Gender and sexuality pose additional considerations. In all branches of the United States military, individuals who identify as transgendered are considered unfit for service and enlisted servicepersons determined to be transgendered are discharged (McDuffie & Brown, 2010). This policy is further complicated by the fact that mental health professionals working for military agencies are expected to report transgendered behavior in active servicepersons to these individuals’ commanders. “Don’t Ask, Don’t Tell,” the military’s recently repealed and reinstated policy regarding sexual orientation, prohibits “outed” or openly gay individuals from serving (Cable News Network, 2010). Due to potential policy shifts, related controversies, and other issues affecting these populations, clinicians must take special care in treating gender and sexual minorities.
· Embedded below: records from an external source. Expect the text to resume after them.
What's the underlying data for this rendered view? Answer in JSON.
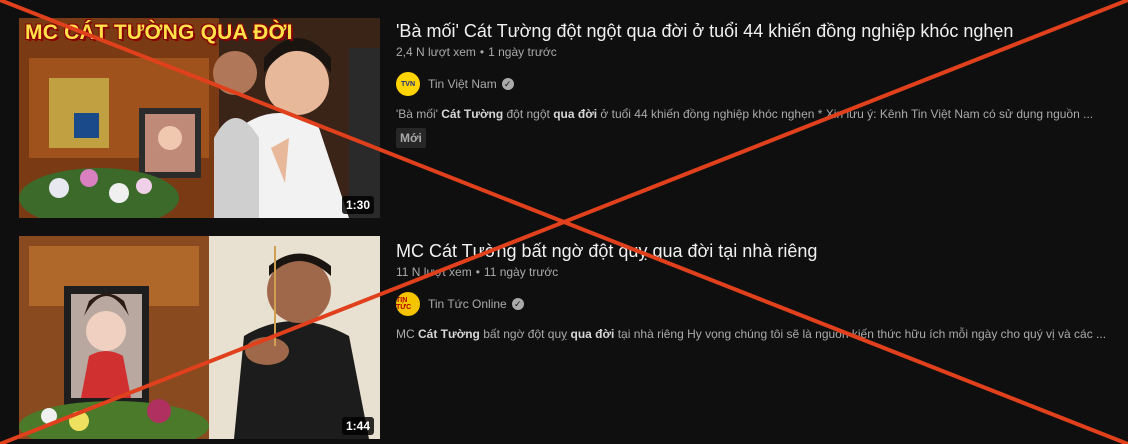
{
  "results": [
    {
      "thumb_text": "MC CÁT TƯỜNG QUA ĐỜI",
      "duration": "1:30",
      "title": "'Bà mối' Cát Tường đột ngột qua đời ở tuổi 44 khiến đồng nghiệp khóc nghẹn",
      "views": "2,4 N lượt xem",
      "sep": "•",
      "age": "1 ngày trước",
      "channel": "Tin Việt Nam",
      "avatar_text": "TVN",
      "verified_icon": "check",
      "desc_parts": [
        {
          "t": "'Bà mối' ",
          "b": false
        },
        {
          "t": "Cát Tường",
          "b": true
        },
        {
          "t": " đột ngột ",
          "b": false
        },
        {
          "t": "qua đời",
          "b": true
        },
        {
          "t": " ở tuổi 44 khiến đồng nghiệp khóc nghẹn * Xin lưu ý: Kênh Tin Việt Nam có sử dụng nguồn ...",
          "b": false
        }
      ],
      "badge": "Mới"
    },
    {
      "thumb_text": "",
      "duration": "1:44",
      "title": "MC Cát Tường bất ngờ đột quỵ qua đời tại nhà riêng",
      "views": "11 N lượt xem",
      "sep": "•",
      "age": "11 ngày trước",
      "channel": "Tin Tức Online",
      "avatar_text": "TIN TỨC",
      "verified_icon": "check",
      "desc_parts": [
        {
          "t": "MC ",
          "b": false
        },
        {
          "t": "Cát Tường",
          "b": true
        },
        {
          "t": " bất ngờ đột quỵ ",
          "b": false
        },
        {
          "t": "qua đời",
          "b": true
        },
        {
          "t": " tại nhà riêng Hy vọng chúng tôi sẽ là nguồn kiến thức hữu ích mỗi ngày cho quý vị và các ...",
          "b": false
        }
      ]
    }
  ],
  "colors": {
    "background": "#0f0f0f",
    "cross": "#e0401c",
    "thumb_text": "#ffe14a"
  }
}
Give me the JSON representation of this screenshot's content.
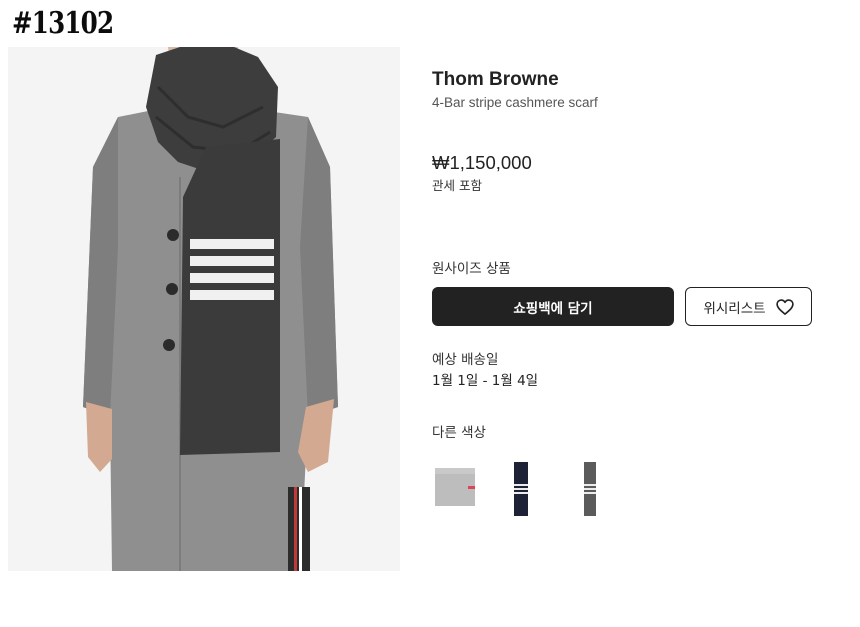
{
  "watermark": "#13102",
  "product": {
    "brand": "Thom Browne",
    "name": "4-Bar stripe cashmere scarf",
    "price": "₩1,150,000",
    "price_note": "관세 포함",
    "size_label": "원사이즈 상품",
    "add_to_bag_label": "쇼핑백에 담기",
    "wishlist_label": "위시리스트",
    "delivery_label": "예상 배송일",
    "delivery_date": "1월 1일 - 1월 4일",
    "other_colors_label": "다른 색상",
    "other_colors": [
      {
        "name": "light-grey",
        "color": "#bdbdbd"
      },
      {
        "name": "navy",
        "color": "#1d2236"
      },
      {
        "name": "dark-grey",
        "color": "#5b5b5b"
      }
    ]
  },
  "icons": {
    "wishlist": "heart-outline-icon"
  },
  "colors": {
    "primary_button": "#222222",
    "coat": "#8f8f8f",
    "scarf": "#3b3b3b",
    "stripe": "#f0f0f0",
    "background": "#ffffff"
  }
}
In addition to the aforementioned cultural considerations, Moore and Jongsma’s text may benefit from supplementary sections on addressing apprehensions about stigma related to receiving mental health services, fear of benefit loss or dismissal due to specific diagnoses, somatoform disorders, and the detection of malingering. Overall, however, the Veterans and Active Duty Military Psychotherapy Treatment Planner is a helpful resource for practitioners or case managers from a variety of mental health service backgrounds. The growing need for psychotherapeutic treatment among active servicepersons and veterans makes this text a particularly valuable resource for clinicians working with these individuals.
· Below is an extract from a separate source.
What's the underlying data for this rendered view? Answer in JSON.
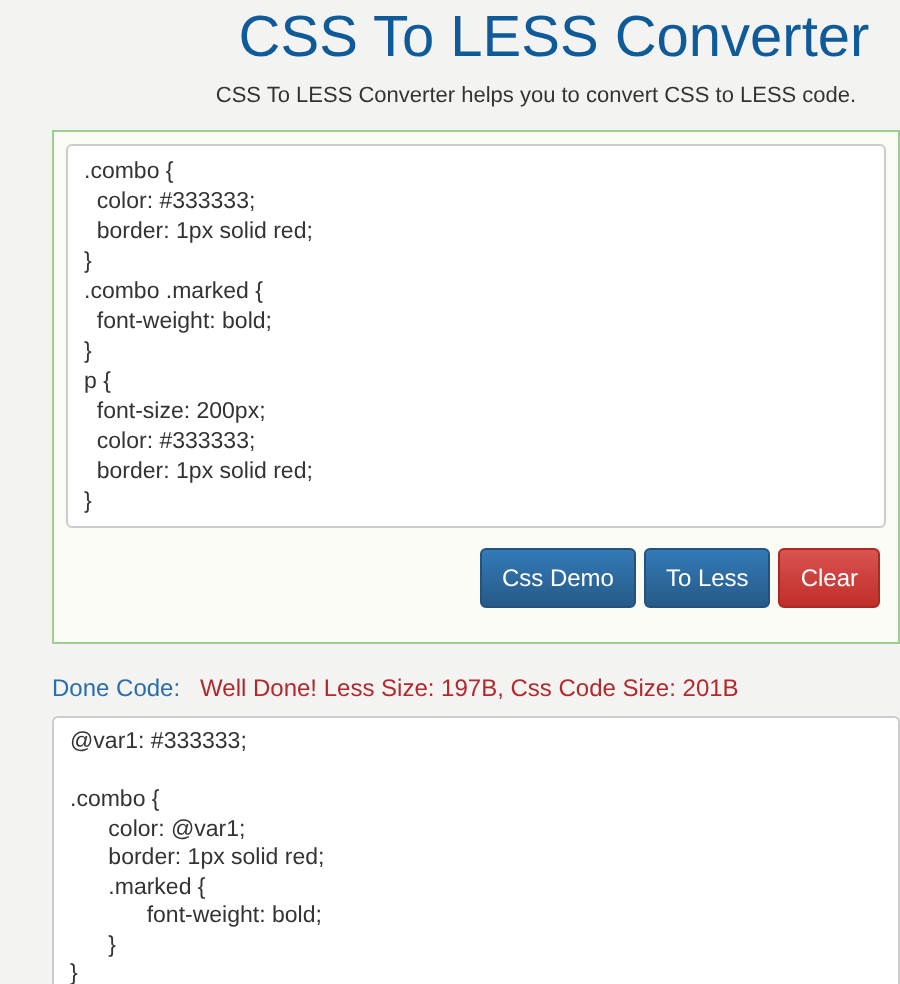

Author Note: Ms. Bennett is a doctoral student in the clinical psychology program at the University of Indianapolis.
American Psychiatric Association. (APA) (2000). Diagnostic and statistical manual of mental disorders (4th ed., text revision). Washington, DC: Author.
Chetry, K., & Roberts, J. (2010, October 21). “Don't Ask, Don't Tell"” Restored. American Morning (CNN). CNN transcripts database. Retrieved from http://search.ebscohost.com.ezproxy.uindy.edu/login.aspx?
Lutz, A. (2008). A look at race, class, and immigration status. Journal of Political & Military Sociology, 36(2), 167-188. Retrieved from Academic Search Complete database. http://search.ebscohost.com/login.aspx?direct=true&db=a9h&AN=36617466&site=ehost-live
McDuffie, E., & Brown, G. (2010). 70 U.S. Veterans with gender identity disturbances: A descriptive study. International Journal of Transgenderism, 12(1), 21-30. Retrieved from E-Journals database. http://search.ebscohost.com.ezproxy.uindy.edu/login.aspx direct=true&dbeoah&AN=21426709&site=ehost-live
Moore, B., & Jongsma, A. (2009). The veterans and active duty military psychotherapy treatment planner. Hoboken, NJ: John Wiley & Sons.